(Interface dataset entries)
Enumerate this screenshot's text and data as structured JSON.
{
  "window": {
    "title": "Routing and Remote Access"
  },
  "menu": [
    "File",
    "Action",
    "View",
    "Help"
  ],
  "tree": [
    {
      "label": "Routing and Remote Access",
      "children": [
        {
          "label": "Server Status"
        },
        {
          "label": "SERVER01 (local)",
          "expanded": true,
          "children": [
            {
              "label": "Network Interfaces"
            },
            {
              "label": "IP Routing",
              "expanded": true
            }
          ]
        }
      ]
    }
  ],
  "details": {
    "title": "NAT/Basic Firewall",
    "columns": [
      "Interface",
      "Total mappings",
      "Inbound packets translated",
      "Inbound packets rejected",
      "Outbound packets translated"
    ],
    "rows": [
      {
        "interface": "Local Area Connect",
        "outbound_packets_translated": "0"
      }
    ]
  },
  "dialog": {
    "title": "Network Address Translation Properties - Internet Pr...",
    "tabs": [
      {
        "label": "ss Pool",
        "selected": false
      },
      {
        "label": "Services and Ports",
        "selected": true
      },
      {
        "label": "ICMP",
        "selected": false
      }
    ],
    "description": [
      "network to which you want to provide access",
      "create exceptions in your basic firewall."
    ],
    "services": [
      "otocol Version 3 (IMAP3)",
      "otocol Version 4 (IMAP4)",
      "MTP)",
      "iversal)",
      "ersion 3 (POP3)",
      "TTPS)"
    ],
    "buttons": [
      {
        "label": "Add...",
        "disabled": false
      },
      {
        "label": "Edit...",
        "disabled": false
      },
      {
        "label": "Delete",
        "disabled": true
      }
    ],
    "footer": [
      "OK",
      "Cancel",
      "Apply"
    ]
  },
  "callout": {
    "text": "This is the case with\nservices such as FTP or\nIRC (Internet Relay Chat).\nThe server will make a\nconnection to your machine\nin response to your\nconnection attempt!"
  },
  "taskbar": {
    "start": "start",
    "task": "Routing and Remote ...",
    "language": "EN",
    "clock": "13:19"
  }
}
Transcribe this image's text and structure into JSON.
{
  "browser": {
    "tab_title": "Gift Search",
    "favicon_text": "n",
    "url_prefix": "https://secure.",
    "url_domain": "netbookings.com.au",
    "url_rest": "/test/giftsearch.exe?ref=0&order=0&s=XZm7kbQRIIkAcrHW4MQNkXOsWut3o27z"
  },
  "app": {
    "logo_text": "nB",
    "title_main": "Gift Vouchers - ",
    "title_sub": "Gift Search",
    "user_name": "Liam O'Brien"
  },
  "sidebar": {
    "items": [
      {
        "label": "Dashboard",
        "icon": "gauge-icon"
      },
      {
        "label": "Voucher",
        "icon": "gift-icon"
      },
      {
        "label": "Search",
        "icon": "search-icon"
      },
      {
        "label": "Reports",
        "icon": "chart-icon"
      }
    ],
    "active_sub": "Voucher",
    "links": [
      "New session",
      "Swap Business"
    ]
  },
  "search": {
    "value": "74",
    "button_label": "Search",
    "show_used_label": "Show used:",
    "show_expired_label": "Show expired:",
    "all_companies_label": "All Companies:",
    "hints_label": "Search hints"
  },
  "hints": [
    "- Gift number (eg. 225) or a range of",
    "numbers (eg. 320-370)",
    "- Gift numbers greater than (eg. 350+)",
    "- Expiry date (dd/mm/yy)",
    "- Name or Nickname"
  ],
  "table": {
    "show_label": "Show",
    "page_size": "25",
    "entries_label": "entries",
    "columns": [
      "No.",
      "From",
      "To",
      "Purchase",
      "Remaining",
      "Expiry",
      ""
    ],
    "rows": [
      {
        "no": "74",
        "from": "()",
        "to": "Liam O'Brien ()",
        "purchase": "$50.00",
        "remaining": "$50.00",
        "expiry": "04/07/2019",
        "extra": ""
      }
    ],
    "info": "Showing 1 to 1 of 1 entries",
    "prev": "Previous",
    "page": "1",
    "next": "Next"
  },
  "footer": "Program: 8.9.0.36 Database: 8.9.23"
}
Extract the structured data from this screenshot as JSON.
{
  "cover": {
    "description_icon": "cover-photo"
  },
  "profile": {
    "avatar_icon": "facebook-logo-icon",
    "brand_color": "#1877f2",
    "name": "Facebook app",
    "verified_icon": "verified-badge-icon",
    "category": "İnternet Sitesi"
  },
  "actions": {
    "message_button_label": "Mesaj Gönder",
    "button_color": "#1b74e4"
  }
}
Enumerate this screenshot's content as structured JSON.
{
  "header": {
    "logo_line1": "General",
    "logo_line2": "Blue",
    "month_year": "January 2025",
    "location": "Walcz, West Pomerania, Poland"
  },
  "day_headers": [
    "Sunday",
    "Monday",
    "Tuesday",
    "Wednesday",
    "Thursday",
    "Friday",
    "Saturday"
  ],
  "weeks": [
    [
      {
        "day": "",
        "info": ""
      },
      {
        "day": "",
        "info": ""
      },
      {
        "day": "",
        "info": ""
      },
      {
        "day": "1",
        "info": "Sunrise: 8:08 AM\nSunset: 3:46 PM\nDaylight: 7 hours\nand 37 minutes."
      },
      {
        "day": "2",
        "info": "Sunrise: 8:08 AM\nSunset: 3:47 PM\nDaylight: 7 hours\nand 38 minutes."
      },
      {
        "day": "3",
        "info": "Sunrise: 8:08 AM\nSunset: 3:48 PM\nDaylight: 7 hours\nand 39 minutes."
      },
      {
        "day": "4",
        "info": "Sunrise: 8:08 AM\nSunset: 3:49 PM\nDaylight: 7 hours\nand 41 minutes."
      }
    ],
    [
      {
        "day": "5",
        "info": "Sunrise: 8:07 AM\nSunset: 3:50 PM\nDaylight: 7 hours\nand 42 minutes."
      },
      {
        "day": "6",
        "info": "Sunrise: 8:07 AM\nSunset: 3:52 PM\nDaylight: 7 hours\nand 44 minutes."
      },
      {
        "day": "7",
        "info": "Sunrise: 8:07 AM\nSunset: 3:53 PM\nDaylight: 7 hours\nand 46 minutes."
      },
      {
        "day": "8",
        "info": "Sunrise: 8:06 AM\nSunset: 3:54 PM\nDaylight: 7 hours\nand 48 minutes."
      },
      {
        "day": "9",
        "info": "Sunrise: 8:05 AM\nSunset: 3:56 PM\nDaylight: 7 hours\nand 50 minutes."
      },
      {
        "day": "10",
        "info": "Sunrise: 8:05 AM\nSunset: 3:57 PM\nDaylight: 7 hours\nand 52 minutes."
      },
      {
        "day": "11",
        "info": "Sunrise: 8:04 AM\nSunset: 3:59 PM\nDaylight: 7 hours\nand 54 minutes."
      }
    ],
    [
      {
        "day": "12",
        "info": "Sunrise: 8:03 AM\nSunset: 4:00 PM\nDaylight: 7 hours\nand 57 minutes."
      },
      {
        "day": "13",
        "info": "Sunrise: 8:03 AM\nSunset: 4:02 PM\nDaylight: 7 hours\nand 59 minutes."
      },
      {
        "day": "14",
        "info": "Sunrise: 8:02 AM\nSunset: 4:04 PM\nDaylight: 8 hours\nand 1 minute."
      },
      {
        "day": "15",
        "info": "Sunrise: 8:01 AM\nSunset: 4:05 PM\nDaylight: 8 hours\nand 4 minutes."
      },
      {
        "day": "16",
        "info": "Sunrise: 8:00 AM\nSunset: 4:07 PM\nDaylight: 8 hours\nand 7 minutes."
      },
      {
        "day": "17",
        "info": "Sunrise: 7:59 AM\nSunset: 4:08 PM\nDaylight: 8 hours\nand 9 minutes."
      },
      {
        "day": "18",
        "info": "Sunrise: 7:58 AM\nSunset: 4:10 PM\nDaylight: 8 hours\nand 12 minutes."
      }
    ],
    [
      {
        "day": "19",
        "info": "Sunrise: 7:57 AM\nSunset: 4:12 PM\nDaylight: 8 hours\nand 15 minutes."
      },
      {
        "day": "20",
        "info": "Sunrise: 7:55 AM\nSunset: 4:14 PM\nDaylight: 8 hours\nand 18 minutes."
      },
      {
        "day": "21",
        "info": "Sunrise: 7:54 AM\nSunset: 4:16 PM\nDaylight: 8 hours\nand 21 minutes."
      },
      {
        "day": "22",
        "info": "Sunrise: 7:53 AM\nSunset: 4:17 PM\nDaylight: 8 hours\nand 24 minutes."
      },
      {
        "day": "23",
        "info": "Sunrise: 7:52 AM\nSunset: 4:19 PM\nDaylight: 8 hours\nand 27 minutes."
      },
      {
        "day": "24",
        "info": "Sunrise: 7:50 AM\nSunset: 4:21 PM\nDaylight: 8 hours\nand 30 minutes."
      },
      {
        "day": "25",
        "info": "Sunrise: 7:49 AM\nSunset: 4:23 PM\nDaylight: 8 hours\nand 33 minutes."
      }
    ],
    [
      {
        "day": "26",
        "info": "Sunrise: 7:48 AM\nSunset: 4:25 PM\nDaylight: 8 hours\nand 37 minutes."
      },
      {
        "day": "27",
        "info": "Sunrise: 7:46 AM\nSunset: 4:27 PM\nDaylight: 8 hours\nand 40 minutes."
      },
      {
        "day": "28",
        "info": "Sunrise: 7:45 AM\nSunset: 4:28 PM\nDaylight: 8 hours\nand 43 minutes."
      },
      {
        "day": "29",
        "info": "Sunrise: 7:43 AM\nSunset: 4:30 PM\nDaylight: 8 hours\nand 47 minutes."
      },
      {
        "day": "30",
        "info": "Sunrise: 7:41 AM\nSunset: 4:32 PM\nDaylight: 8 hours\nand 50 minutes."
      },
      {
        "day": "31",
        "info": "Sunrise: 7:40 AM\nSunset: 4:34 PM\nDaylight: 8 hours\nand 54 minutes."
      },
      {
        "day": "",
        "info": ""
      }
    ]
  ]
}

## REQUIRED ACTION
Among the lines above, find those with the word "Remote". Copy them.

## WRITTEN ANSWER
    "title": "Routing and Remote Access"
      "label": "Routing and Remote Access",
    "task": "Routing and Remote ...",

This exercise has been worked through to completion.